"She said there's been some talk in the newspapers about her looking at those jobs and just not to read those newspapers," sophomore guard Abby Waner said.
Goestenkors arrived at Duke in 1992, taking over a program that had reached just one NCAA Tournament in its 17 previous years of existence. Since then, Duke has become one of the nation's elite programs, making it to the Final Four in four out of the past eight seasons.

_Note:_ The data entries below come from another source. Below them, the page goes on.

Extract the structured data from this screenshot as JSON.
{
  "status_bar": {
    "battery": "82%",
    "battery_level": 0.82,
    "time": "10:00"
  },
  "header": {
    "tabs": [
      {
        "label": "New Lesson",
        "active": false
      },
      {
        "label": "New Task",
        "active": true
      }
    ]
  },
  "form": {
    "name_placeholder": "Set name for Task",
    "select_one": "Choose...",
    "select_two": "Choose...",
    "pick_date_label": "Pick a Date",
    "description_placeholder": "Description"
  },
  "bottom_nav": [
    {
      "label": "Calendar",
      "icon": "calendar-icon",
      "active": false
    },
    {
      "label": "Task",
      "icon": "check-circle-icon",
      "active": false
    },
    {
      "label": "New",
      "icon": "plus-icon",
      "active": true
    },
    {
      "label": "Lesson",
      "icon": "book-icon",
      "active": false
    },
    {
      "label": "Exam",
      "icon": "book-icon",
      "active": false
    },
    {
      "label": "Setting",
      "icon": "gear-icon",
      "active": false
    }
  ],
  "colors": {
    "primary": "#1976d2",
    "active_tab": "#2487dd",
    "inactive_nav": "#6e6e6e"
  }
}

Goestenkors' teams have lost in their two appearances in the National Championship game, including an overtime defeat to Maryland last season.
Since then, Duke has dropped only one game and enter this year's tournament as the No. 1 overall seed.
"She is Duke basketball," Waner said. "She's created what this program has become, and people come here to play for her."
When asked if she thought the coach that recruited her to Duke would be back next season, Waner remained positive.
"We hope so-we're expecting that," she said.